= Required action =
Copy out the data exactly as it appears, without a single image.

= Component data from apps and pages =
________________
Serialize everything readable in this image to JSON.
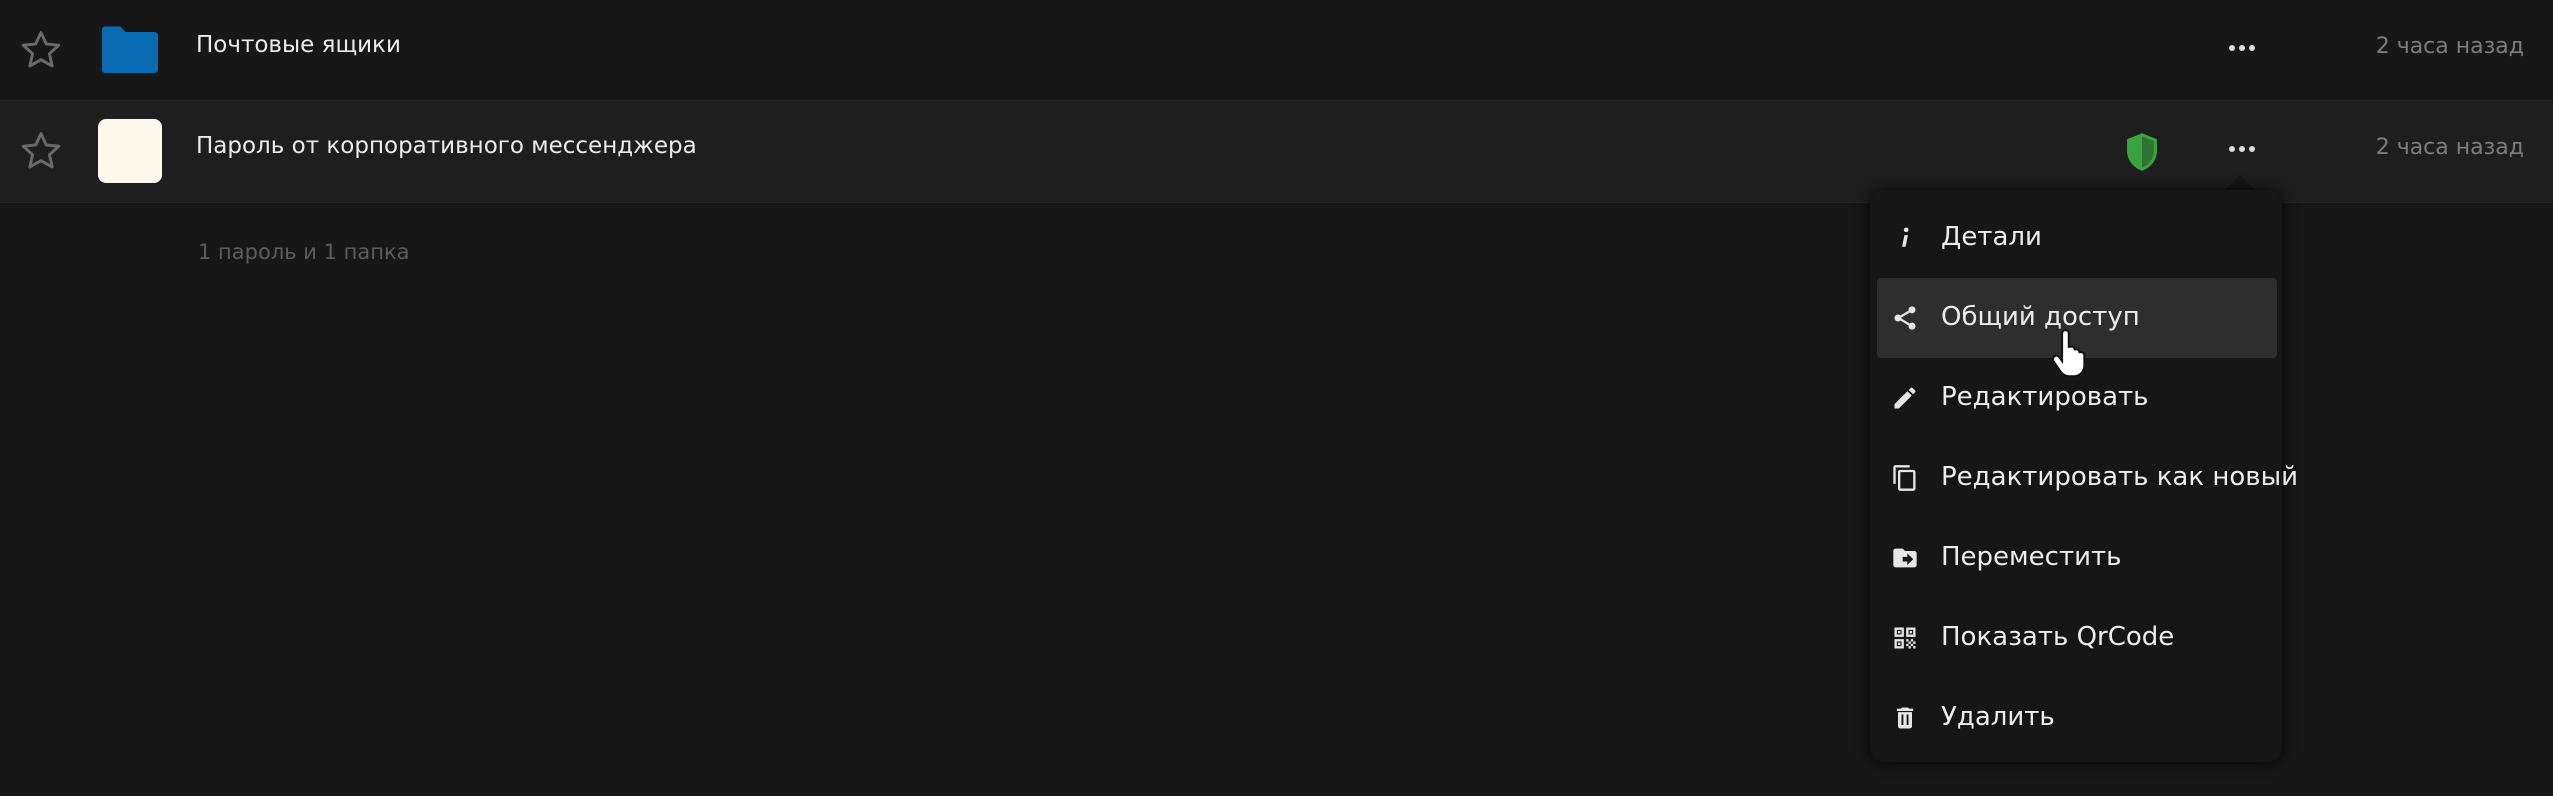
{
  "rows": [
    {
      "title": "Почтовые ящики",
      "time": "2 часа назад",
      "type": "folder",
      "icon": "folder-icon"
    },
    {
      "title": "Пароль от корпоративного мессенджера",
      "time": "2 часа назад",
      "type": "password",
      "security": "secure",
      "icon": "favicon"
    }
  ],
  "footer": {
    "count": "1 пароль и 1 папка"
  },
  "menu": {
    "items": [
      {
        "label": "Детали",
        "icon": "info-icon"
      },
      {
        "label": "Общий доступ",
        "icon": "share-icon",
        "hovered": true
      },
      {
        "label": "Редактировать",
        "icon": "pencil-icon"
      },
      {
        "label": "Редактировать как новый",
        "icon": "copy-icon"
      },
      {
        "label": "Переместить",
        "icon": "folder-move-icon"
      },
      {
        "label": "Показать QrCode",
        "icon": "qrcode-icon"
      },
      {
        "label": "Удалить",
        "icon": "trash-icon"
      }
    ]
  },
  "colors": {
    "background": "#171717",
    "folder": "#0a6bb5",
    "shield_secure": "#3aa33f",
    "menu_hover": "#2e2e2e"
  }
}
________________
= Result of this task =
Serialize everything readable in this image to JSON.
{
  "rows": [
    {
      "title": "Почтовые ящики",
      "time": "2 часа назад",
      "type": "folder",
      "icon": "folder-icon"
    },
    {
      "title": "Пароль от корпоративного мессенджера",
      "time": "2 часа назад",
      "type": "password",
      "security": "secure",
      "icon": "favicon"
    }
  ],
  "footer": {
    "count": "1 пароль и 1 папка"
  },
  "menu": {
    "items": [
      {
        "label": "Детали",
        "icon": "info-icon"
      },
      {
        "label": "Общий доступ",
        "icon": "share-icon",
        "hovered": true
      },
      {
        "label": "Редактировать",
        "icon": "pencil-icon"
      },
      {
        "label": "Редактировать как новый",
        "icon": "copy-icon"
      },
      {
        "label": "Переместить",
        "icon": "folder-move-icon"
      },
      {
        "label": "Показать QrCode",
        "icon": "qrcode-icon"
      },
      {
        "label": "Удалить",
        "icon": "trash-icon"
      }
    ]
  },
  "colors": {
    "background": "#171717",
    "folder": "#0a6bb5",
    "shield_secure": "#3aa33f",
    "menu_hover": "#2e2e2e"
  }
}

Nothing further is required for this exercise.